◆ WHAT TO WORK ON
In your copy, leave out the pictures and repeat every record exactly.

◆ Data records for software interfaces

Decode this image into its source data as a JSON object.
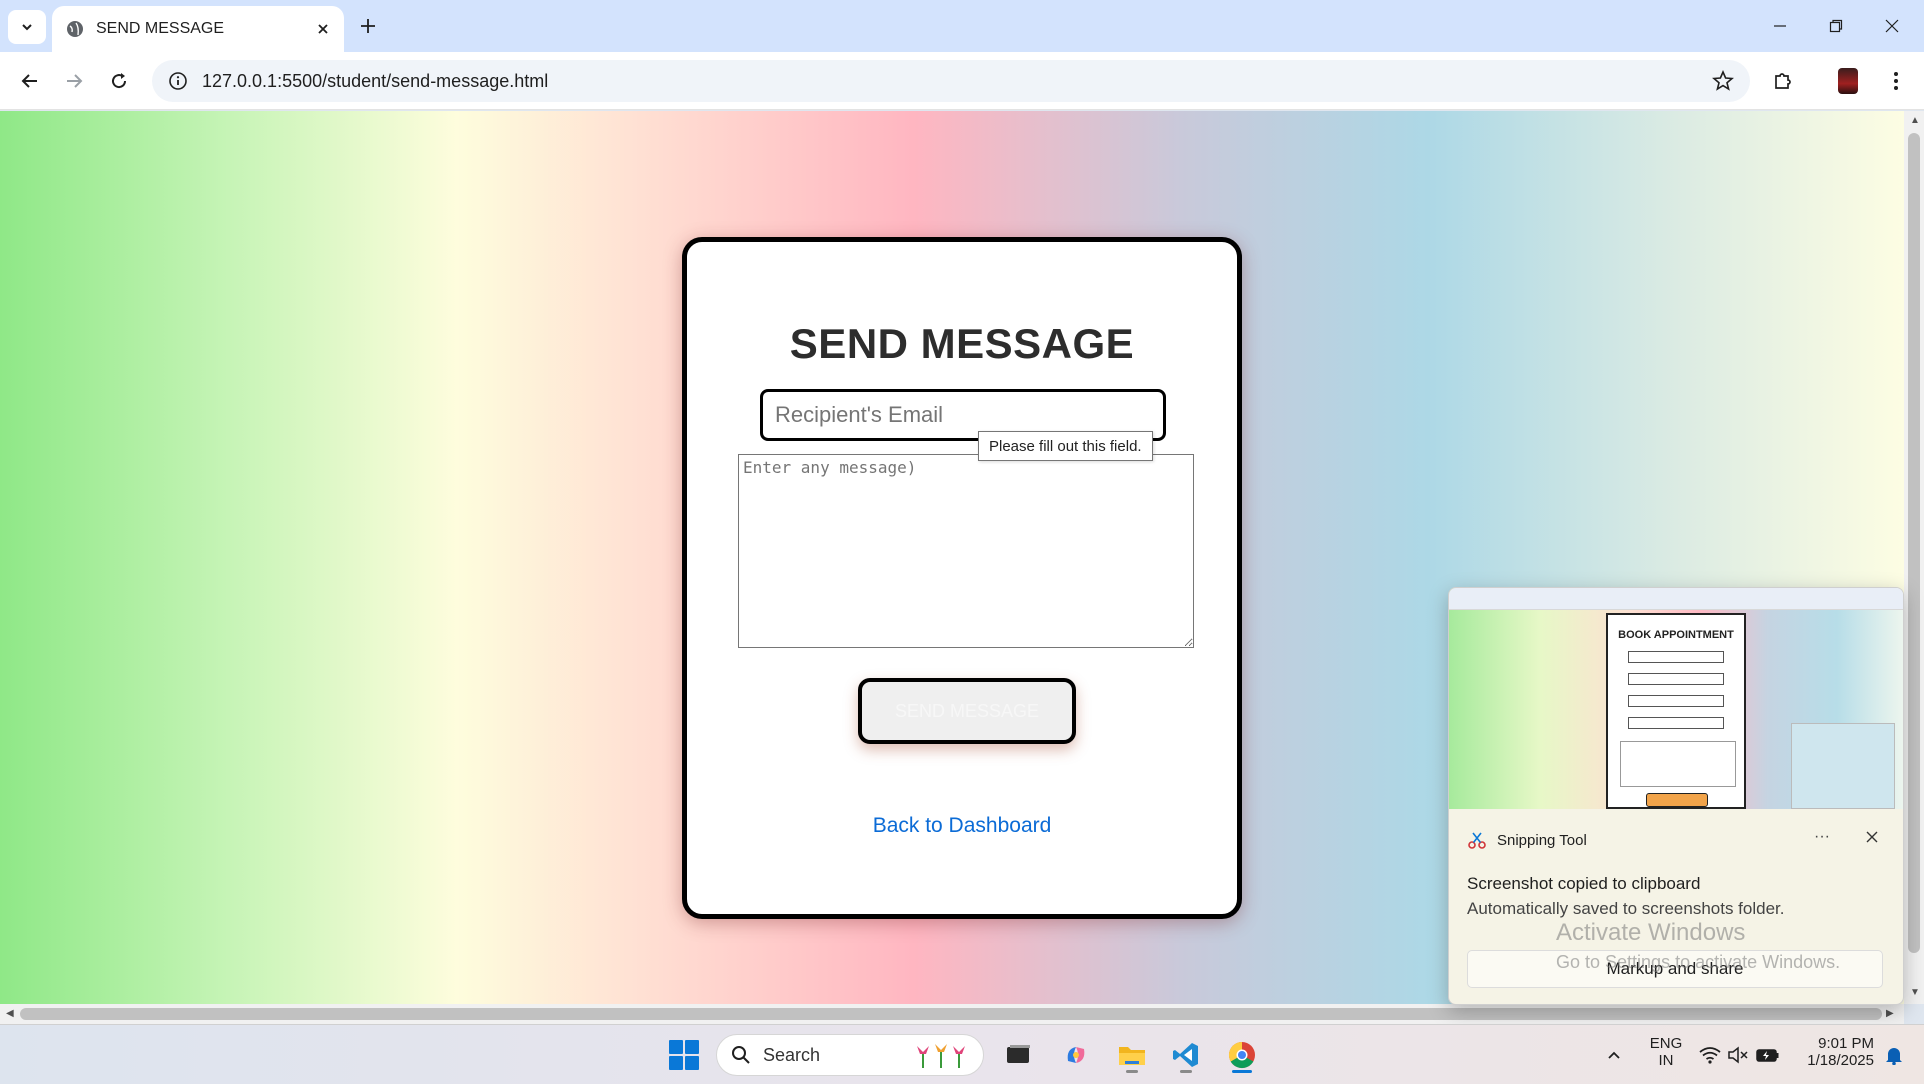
{
  "browser": {
    "tab_title": "SEND MESSAGE",
    "url": "127.0.0.1:5500/student/send-message.html"
  },
  "page": {
    "title": "SEND MESSAGE",
    "email_placeholder": "Recipient's Email",
    "validation_tooltip": "Please fill out this field.",
    "message_placeholder": "Enter any message)",
    "send_button": "SEND MESSAGE",
    "back_link": "Back to Dashboard"
  },
  "notification": {
    "app_name": "Snipping Tool",
    "more_label": "···",
    "heading": "Screenshot copied to clipboard",
    "subtext": "Automatically saved to screenshots folder.",
    "action_button": "Markup and share",
    "preview_title": "BOOK APPOINTMENT"
  },
  "watermark": {
    "line1": "Activate Windows",
    "line2": "Go to Settings to activate Windows."
  },
  "taskbar": {
    "search_label": "Search",
    "language": "ENG",
    "region": "IN",
    "time": "9:01 PM",
    "date": "1/18/2025"
  },
  "colors": {
    "accent": "#0a78d7",
    "link": "#0b6bd6",
    "tabbar": "#d3e3fd"
  }
}
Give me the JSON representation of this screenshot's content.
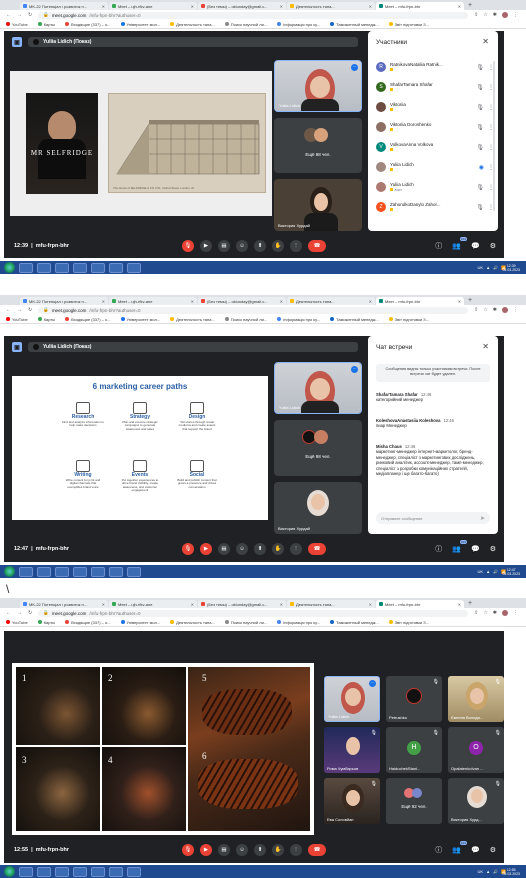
{
  "browser": {
    "tabs": [
      "MK-22 Потенціал і розвиток п...",
      "Meet – ujh-rfkv-ane",
      "(Без темы) – oklunday@gmail.c...",
      "Деятельность тана...",
      "Meet – mfu-frpn-bhr"
    ],
    "url_host": "meet.google.com",
    "url_path": "/mfu-frpn-bhr?authuser=0",
    "bookmarks": [
      "YouTube",
      "Карты",
      "Входящие (337) – о...",
      "Університет мол...",
      "Деятельность тана...",
      "Поиск научной ли...",
      "Інформація про ку...",
      "Таможенный менедж...",
      "Звіт підготовки З..."
    ]
  },
  "shot1": {
    "presenter": "Yuliia Lidich (Показ)",
    "slide_poster_title": "MR SELFRIDGE",
    "slide_postcard_caption": "The House of SELFRIDGE & CO LTD., Oxford Street, London, W.",
    "tile_main_name": "Yuliia Lidich",
    "tile_more": "Ещё 98 чел.",
    "tile_bottom_name": "Виктория Хурдай",
    "time": "12:39",
    "meeting_code": "mfu-frpn-bhr",
    "participants_count": "101",
    "panel_title": "Участники",
    "participants": [
      {
        "name": "RatnikovaNataliia Ratnik...",
        "initial": "R",
        "color": "#5c6bc0"
      },
      {
        "name": "ShafarTamara Shafar",
        "initial": "S",
        "color": "#33691e"
      },
      {
        "name": "Viktoriia",
        "initial": "",
        "color": "#6d4c41"
      },
      {
        "name": "Viktoriia Doroshenko",
        "initial": "",
        "color": "#8d6e63"
      },
      {
        "name": "VolkovaAnna Volkova",
        "initial": "V",
        "color": "#00897b"
      },
      {
        "name": "Yuliia Lidich",
        "initial": "",
        "color": "#a1887f"
      },
      {
        "name": "Yuliia Lidich",
        "initial": "",
        "color": "#ad7a72"
      },
      {
        "name": "ZahorulkoDanylo Zahor...",
        "initial": "Z",
        "color": "#f4511e"
      }
    ],
    "you_label": "(вы)",
    "host_label": "Хост",
    "clock": "12:39\n05.03.2023"
  },
  "shot2": {
    "presenter": "Yuliia Lidich (Показ)",
    "slide_title": "6 marketing career paths",
    "careers": [
      {
        "title": "Research",
        "desc": "Find and analyze information to help make decisions"
      },
      {
        "title": "Strategy",
        "desc": "Plan and execute strategic campaigns to generate awareness and sales"
      },
      {
        "title": "Design",
        "desc": "Tell stories through visual mediums and create assets that support the brand"
      },
      {
        "title": "Writing",
        "desc": "Write content for print and digital channels that exemplifies brand voice"
      },
      {
        "title": "Events",
        "desc": "Put together experiences to drive brand visibility, create awareness, and customer engagement"
      },
      {
        "title": "Social",
        "desc": "Build and publish content that grows a presence and drives conversation"
      }
    ],
    "tile_main_name": "Yuliia Lidich",
    "tile_more": "Ещё 98 чел.",
    "tile_bottom_name": "Виктория Хурдай",
    "time": "12:47",
    "meeting_code": "mfu-frpn-bhr",
    "participants_count": "101",
    "panel_title": "Чат встречи",
    "chat_notice": "Сообщения видны только участникам встречи. После встречи чат будет удален.",
    "messages": [
      {
        "who": "ShafarTamara Shafar",
        "time": "12:46",
        "text": "категорийний менеджер"
      },
      {
        "who": "KoleshovaAnastasiia Koleshova",
        "time": "12:46",
        "text": "пиар Менеджер"
      },
      {
        "who": "Misha Chaus",
        "time": "12:46",
        "text": "маркетинг-менеджер інтернет-маркетолог, бренд-менеджер, спеціаліст з маркетингових досліджень, ринковий аналітик, account-менеджер, тамп-менеджер, спеціаліст з розробки комунікаційних стратегій, медіапланер і ще багато-багато)"
      }
    ],
    "chat_placeholder": "Отправьте сообщение",
    "clock": "12:47\n05.03.2023"
  },
  "shot3": {
    "food_numbers": [
      "1",
      "2",
      "3",
      "4",
      "5",
      "6"
    ],
    "tiles": [
      {
        "name": "Yuliia Lidich",
        "type": "photo"
      },
      {
        "name": "Petrushko",
        "type": "logo"
      },
      {
        "name": "Євгенія Володи...",
        "type": "photo"
      },
      {
        "name": "Рома Чумбарьов",
        "type": "photo"
      },
      {
        "name": "HaiduchekStani...",
        "type": "letter",
        "initial": "H",
        "color": "#43a047"
      },
      {
        "name": "OpalatenkoIvan ...",
        "type": "letter",
        "initial": "O",
        "color": "#8e24aa"
      },
      {
        "name": "Ева Соловйан",
        "type": "photo"
      },
      {
        "name": "Ещё 92 чел.",
        "type": "more"
      },
      {
        "name": "Виктория Хурд...",
        "type": "photo"
      }
    ],
    "time": "12:55",
    "meeting_code": "mfu-frpn-bhr",
    "participants_count": "101",
    "clock": "12:55\n05.03.2023"
  },
  "separator_mark": "\\",
  "colors": {
    "meet_bg": "#202124",
    "accent": "#8ab4f8",
    "end_call": "#ea4335"
  }
}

◆ EXERCISE OUTPUT
Decode this image into its source data as a JSON object.
{
  "browser": {
    "tab_title": "SEND MESSAGE",
    "url": "127.0.0.1:5500/student/send-message.html"
  },
  "page": {
    "title": "SEND MESSAGE",
    "email_placeholder": "Recipient's Email",
    "validation_tooltip": "Please fill out this field.",
    "message_placeholder": "Enter any message)",
    "send_button": "SEND MESSAGE",
    "back_link": "Back to Dashboard"
  },
  "notification": {
    "app_name": "Snipping Tool",
    "more_label": "···",
    "heading": "Screenshot copied to clipboard",
    "subtext": "Automatically saved to screenshots folder.",
    "action_button": "Markup and share",
    "preview_title": "BOOK APPOINTMENT"
  },
  "watermark": {
    "line1": "Activate Windows",
    "line2": "Go to Settings to activate Windows."
  },
  "taskbar": {
    "search_label": "Search",
    "language": "ENG",
    "region": "IN",
    "time": "9:01 PM",
    "date": "1/18/2025"
  },
  "colors": {
    "accent": "#0a78d7",
    "link": "#0b6bd6",
    "tabbar": "#d3e3fd"
  }
}
Give me the JSON representation of this screenshot's content.
{
  "browser": {
    "tabs": [
      "MK-22 Потенціал і розвиток п...",
      "Meet – ujh-rfkv-ane",
      "(Без темы) – oklunday@gmail.c...",
      "Деятельность тана...",
      "Meet – mfu-frpn-bhr"
    ],
    "url_host": "meet.google.com",
    "url_path": "/mfu-frpn-bhr?authuser=0",
    "bookmarks": [
      "YouTube",
      "Карты",
      "Входящие (337) – о...",
      "Університет мол...",
      "Деятельность тана...",
      "Поиск научной ли...",
      "Інформація про ку...",
      "Таможенный менедж...",
      "Звіт підготовки З..."
    ]
  },
  "shot1": {
    "presenter": "Yuliia Lidich (Показ)",
    "slide_poster_title": "MR SELFRIDGE",
    "slide_postcard_caption": "The House of SELFRIDGE & CO LTD., Oxford Street, London, W.",
    "tile_main_name": "Yuliia Lidich",
    "tile_more": "Ещё 98 чел.",
    "tile_bottom_name": "Виктория Хурдай",
    "time": "12:39",
    "meeting_code": "mfu-frpn-bhr",
    "participants_count": "101",
    "panel_title": "Участники",
    "participants": [
      {
        "name": "RatnikovaNataliia Ratnik...",
        "initial": "R",
        "color": "#5c6bc0"
      },
      {
        "name": "ShafarTamara Shafar",
        "initial": "S",
        "color": "#33691e"
      },
      {
        "name": "Viktoriia",
        "initial": "",
        "color": "#6d4c41"
      },
      {
        "name": "Viktoriia Doroshenko",
        "initial": "",
        "color": "#8d6e63"
      },
      {
        "name": "VolkovaAnna Volkova",
        "initial": "V",
        "color": "#00897b"
      },
      {
        "name": "Yuliia Lidich",
        "initial": "",
        "color": "#a1887f"
      },
      {
        "name": "Yuliia Lidich",
        "initial": "",
        "color": "#ad7a72"
      },
      {
        "name": "ZahorulkoDanylo Zahor...",
        "initial": "Z",
        "color": "#f4511e"
      }
    ],
    "you_label": "(вы)",
    "host_label": "Хост",
    "clock": "12:39\n05.03.2023"
  },
  "shot2": {
    "presenter": "Yuliia Lidich (Показ)",
    "slide_title": "6 marketing career paths",
    "careers": [
      {
        "title": "Research",
        "desc": "Find and analyze information to help make decisions"
      },
      {
        "title": "Strategy",
        "desc": "Plan and execute strategic campaigns to generate awareness and sales"
      },
      {
        "title": "Design",
        "desc": "Tell stories through visual mediums and create assets that support the brand"
      },
      {
        "title": "Writing",
        "desc": "Write content for print and digital channels that exemplifies brand voice"
      },
      {
        "title": "Events",
        "desc": "Put together experiences to drive brand visibility, create awareness, and customer engagement"
      },
      {
        "title": "Social",
        "desc": "Build and publish content that grows a presence and drives conversation"
      }
    ],
    "tile_main_name": "Yuliia Lidich",
    "tile_more": "Ещё 98 чел.",
    "tile_bottom_name": "Виктория Хурдай",
    "time": "12:47",
    "meeting_code": "mfu-frpn-bhr",
    "participants_count": "101",
    "panel_title": "Чат встречи",
    "chat_notice": "Сообщения видны только участникам встречи. После встречи чат будет удален.",
    "messages": [
      {
        "who": "ShafarTamara Shafar",
        "time": "12:46",
        "text": "категорийний менеджер"
      },
      {
        "who": "KoleshovaAnastasiia Koleshova",
        "time": "12:46",
        "text": "пиар Менеджер"
      },
      {
        "who": "Misha Chaus",
        "time": "12:46",
        "text": "маркетинг-менеджер інтернет-маркетолог, бренд-менеджер, спеціаліст з маркетингових досліджень, ринковий аналітик, account-менеджер, тамп-менеджер, спеціаліст з розробки комунікаційних стратегій, медіапланер і ще багато-багато)"
      }
    ],
    "chat_placeholder": "Отправьте сообщение",
    "clock": "12:47\n05.03.2023"
  },
  "shot3": {
    "food_numbers": [
      "1",
      "2",
      "3",
      "4",
      "5",
      "6"
    ],
    "tiles": [
      {
        "name": "Yuliia Lidich",
        "type": "photo"
      },
      {
        "name": "Petrushko",
        "type": "logo"
      },
      {
        "name": "Євгенія Володи...",
        "type": "photo"
      },
      {
        "name": "Рома Чумбарьов",
        "type": "photo"
      },
      {
        "name": "HaiduchekStani...",
        "type": "letter",
        "initial": "H",
        "color": "#43a047"
      },
      {
        "name": "OpalatenkoIvan ...",
        "type": "letter",
        "initial": "O",
        "color": "#8e24aa"
      },
      {
        "name": "Ева Соловйан",
        "type": "photo"
      },
      {
        "name": "Ещё 92 чел.",
        "type": "more"
      },
      {
        "name": "Виктория Хурд...",
        "type": "photo"
      }
    ],
    "time": "12:55",
    "meeting_code": "mfu-frpn-bhr",
    "participants_count": "101",
    "clock": "12:55\n05.03.2023"
  },
  "separator_mark": "\\",
  "colors": {
    "meet_bg": "#202124",
    "accent": "#8ab4f8",
    "end_call": "#ea4335"
  }
}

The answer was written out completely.